The Uni-Bell PVC Pipe Association has set up a Watermain Break Clock site showing real time numbers and costs of water main breaks. According to the information posted, there are 850 water main breaks that occur each day in North America. A quick search on Twitter gives us a snapshot of just a few of these: http://twitter.com/#!/search/water%20main%20break. (I've also added a widget on the side showing a stream of tweets talking about water main breaks.)
In the last city where I worked, ductile iron or cast iron pipes were used for main construction up until about 1990. It was about that year that we started putting in PVC for new mains or for replacements. In the 20 years I worked in that area, all of our breaks were on the metal pipe, and we probably averaged 10 to 20 breaks a year.

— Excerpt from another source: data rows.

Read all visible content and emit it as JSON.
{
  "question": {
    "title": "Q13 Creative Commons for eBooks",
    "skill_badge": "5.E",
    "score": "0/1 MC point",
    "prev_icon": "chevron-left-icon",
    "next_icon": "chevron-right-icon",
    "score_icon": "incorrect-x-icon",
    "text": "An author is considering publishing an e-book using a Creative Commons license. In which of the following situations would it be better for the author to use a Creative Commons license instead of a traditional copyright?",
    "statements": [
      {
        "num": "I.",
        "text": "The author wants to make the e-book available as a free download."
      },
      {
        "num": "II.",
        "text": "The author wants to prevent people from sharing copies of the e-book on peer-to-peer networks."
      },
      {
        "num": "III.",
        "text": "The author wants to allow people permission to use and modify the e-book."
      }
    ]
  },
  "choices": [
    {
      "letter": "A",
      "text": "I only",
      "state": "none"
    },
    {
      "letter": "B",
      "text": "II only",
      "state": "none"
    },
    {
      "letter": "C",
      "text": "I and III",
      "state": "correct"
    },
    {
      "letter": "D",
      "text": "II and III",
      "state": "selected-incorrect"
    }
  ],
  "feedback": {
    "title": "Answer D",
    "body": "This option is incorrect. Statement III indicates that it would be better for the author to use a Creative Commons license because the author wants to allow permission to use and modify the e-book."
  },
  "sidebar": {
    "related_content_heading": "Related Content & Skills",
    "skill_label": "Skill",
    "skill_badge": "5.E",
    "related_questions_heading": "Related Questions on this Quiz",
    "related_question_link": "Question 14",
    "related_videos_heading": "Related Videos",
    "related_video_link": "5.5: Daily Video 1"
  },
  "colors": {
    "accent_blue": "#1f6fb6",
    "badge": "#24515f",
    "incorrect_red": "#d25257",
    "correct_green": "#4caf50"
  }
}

Of course, the PVC mains were new – by the time I left that job, the oldest PVC main we had was about 20 years old. So did the PVC perform better because of the material or age? Where I work now, they have been using ductile iron exclusively for main construction so obviously all of our breaks are on metal pipes – I think we have about 20 to 40 a year.
But over the last few months I have been working on a water main extension project to install about 1300 feet of new main. We priced out the pipe the other day and compared the PVC costs with the ductile iron costs – PVC was cheaper by half. With the economy the way it is, I believe we will be buying the PVC pipe, and based on the data on this site, it looks like we'll be preventing some future main breaks.